December 6, 2019

The European Union Agency for Cybersecurity (ENISA) has published a report on pseudonymisation techniques and best practices, which explores the basic concepts of pseudonymisation, as well as technical solutions that can support implementation in practice.

In light of the GDPR, the challenge of applying pseudonymisation to personal data properly is a hot topic and is being discussed across a variety of different communities, ranging from research and academia to justice and law enforcement as well as compliance management.

The report discusses, in particular, the parameters that may influence the choice of pseudonymisation techniques in practice, such as data protection, utility, scalability and recovery. It also builds on specific use cases for the pseudonymisation of certain types of identifiers (for example, IP address, email addresses and complex data sets).

The report concludes that the field of data pseudonymisation in complex information infrastructures is a challenging one. It depends to a large extent on matters of context, the entities involved, data types, background information, and implementation details. 

Further, there is no single, easy solution to pseudonymisation that works for all approaches in all possible scenarios. The report states that it requires a high level of competence to apply a robust pseudonymisation process, reducing the threat of discrimination or re-identification attacks, while maintaining the degree of utility necessary for processing pseudonymised data. 

The report makes a series of recommendations, set out below:

Data controllers and processors should carefully consider the implementation of pseudonymisation following a risk-based approach, taking into account the purpose and overall context of the personal data processing, as well as the utility and scalability levels they wish to achieve.

Producers of products, services and applications should provide adequate information to controllers and processors about their use of pseudonymisation techniques and the security and data protection levels that these provide.

Regulators (e.g. data protection authorities and the European Data Protection Board) should provide practical guidance to data controllers and processors about the assessment of risk, while promoting best practices in the field of pseudonymisation.

The European Commission and the relevant EU institutions should provide support for defining and disseminating the state-of-the-art in pseudonymisation, in co-operation with the research community and industry in the field. 
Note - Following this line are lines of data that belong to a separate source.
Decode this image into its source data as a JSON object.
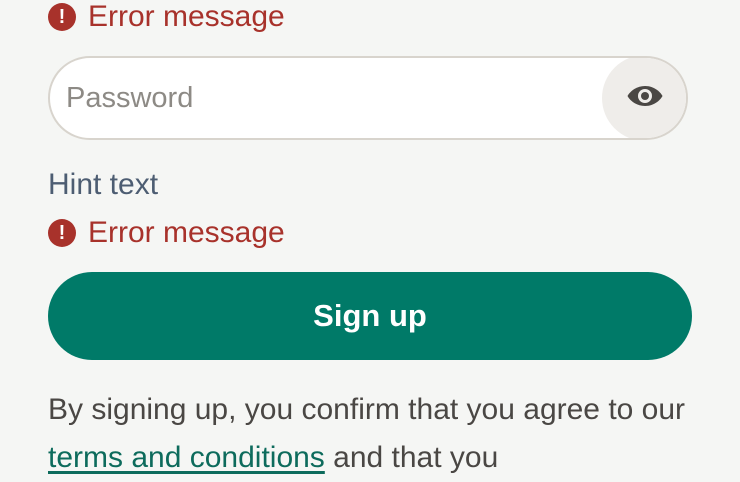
{
  "form": {
    "error_top": {
      "icon": "error-icon",
      "icon_glyph": "!",
      "text": "Error message"
    },
    "password": {
      "placeholder": "Password",
      "toggle_icon": "eye-icon"
    },
    "hint": "Hint text",
    "error_bottom": {
      "icon": "error-icon",
      "icon_glyph": "!",
      "text": "Error message"
    },
    "submit_label": "Sign up",
    "legal": {
      "before_link": "By signing up, you confirm that you agree to our ",
      "link_text": "terms and conditions",
      "after_link": " and that you"
    }
  },
  "colors": {
    "background": "#f5f6f4",
    "error": "#a8322b",
    "primary": "#007a68",
    "link": "#0d6b5c",
    "hint": "#4d5d72"
  }
}
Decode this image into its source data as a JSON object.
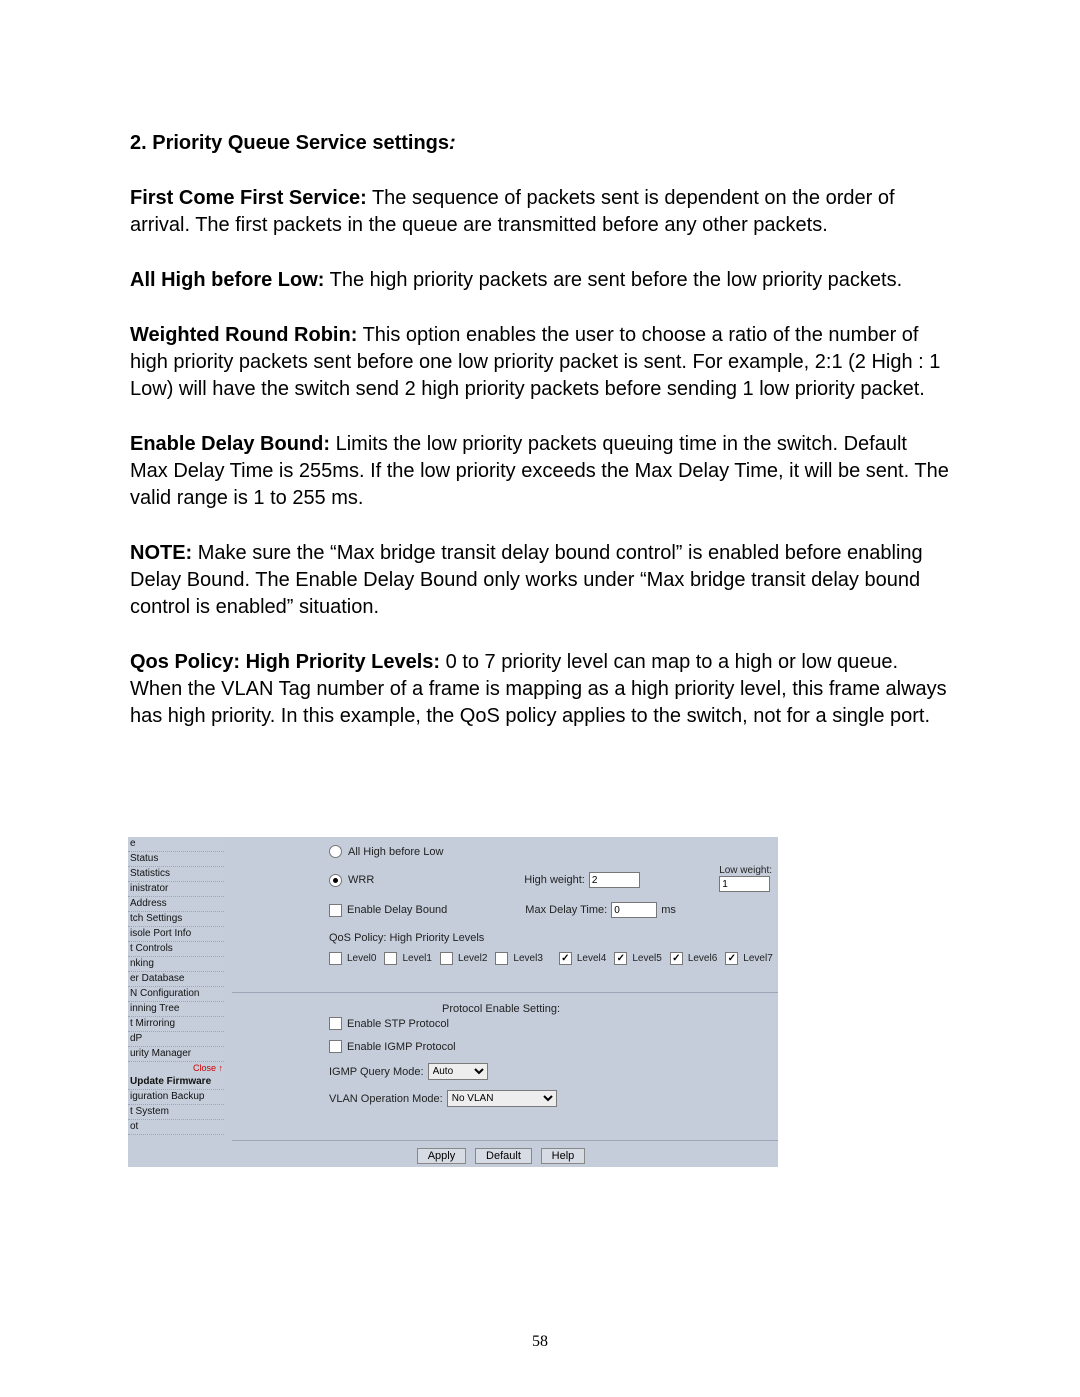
{
  "heading": {
    "prefix": "2. Priority Queue Service settings",
    "suffix": ":"
  },
  "paras": {
    "p1": {
      "label": "First Come First Service:",
      "text": " The sequence of packets sent is dependent on the order of arrival.  The first packets in the queue are transmitted before any other packets."
    },
    "p2": {
      "label": "All High before Low:",
      "text": " The high priority packets are sent before the low priority packets."
    },
    "p3": {
      "label": "Weighted Round Robin:",
      "text": " This option enables the user to choose a ratio of the number of high priority packets sent before one low priority packet is sent. For example, 2:1 (2 High : 1 Low) will have the switch send 2 high priority packets before sending 1 low priority packet."
    },
    "p4": {
      "label": "Enable Delay Bound:",
      "text": " Limits the low priority packets queuing time in the switch. Default Max Delay Time is 255ms. If the low priority exceeds the Max Delay Time, it will be sent. The valid range is 1 to 255 ms."
    },
    "p5": {
      "label": "NOTE:",
      "text": " Make sure the “Max bridge transit delay bound control” is enabled before enabling Delay Bound. The Enable Delay Bound only works under “Max bridge transit delay bound control is enabled” situation."
    },
    "p6": {
      "label": "Qos Policy: High Priority Levels:",
      "text": " 0 to 7 priority level can map to a high or low queue. When the VLAN Tag number of a frame is mapping as a high priority level, this frame always has high priority. In this example, the QoS policy applies to the switch, not for a single port."
    }
  },
  "sidebar": [
    "e",
    "Status",
    "Statistics",
    "inistrator",
    "Address",
    "tch Settings",
    "isole Port Info",
    "t Controls",
    "nking",
    "er Database",
    "N Configuration",
    "inning Tree",
    "t Mirroring",
    "dP",
    "urity Manager"
  ],
  "sidebar_red": "Close",
  "sidebar_red_arrow": "↑",
  "sidebar2": [
    "Update Firmware",
    "iguration Backup",
    "t System",
    "ot"
  ],
  "form": {
    "opt_allhigh": "All High before Low",
    "opt_wrr": "WRR",
    "high_weight_lbl": "High weight:",
    "high_weight_val": "2",
    "low_weight_lbl": "Low weight:",
    "low_weight_val": "1",
    "enable_delay": "Enable Delay Bound",
    "max_delay_lbl": "Max Delay Time:",
    "max_delay_val": "0",
    "ms": "ms",
    "qos_lbl": "QoS Policy: High Priority Levels",
    "levels": {
      "l0": "Level0",
      "l1": "Level1",
      "l2": "Level2",
      "l3": "Level3",
      "l4": "Level4",
      "l5": "Level5",
      "l6": "Level6",
      "l7": "Level7"
    },
    "prot_hdr": "Protocol Enable Setting:",
    "stp": "Enable STP Protocol",
    "igmp": "Enable IGMP Protocol",
    "igmp_query_lbl": "IGMP Query Mode:",
    "igmp_query_val": "Auto",
    "vlan_lbl": "VLAN Operation Mode:",
    "vlan_val": "No VLAN",
    "btn_apply": "Apply",
    "btn_default": "Default",
    "btn_help": "Help"
  },
  "page_number": "58"
}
The research community should work on extending the current pseudonymisation techniques to more advanced solutions which effectively address special challenges arising in the big data era. The European Commission and the relevant EU institutions should support and disseminate these efforts.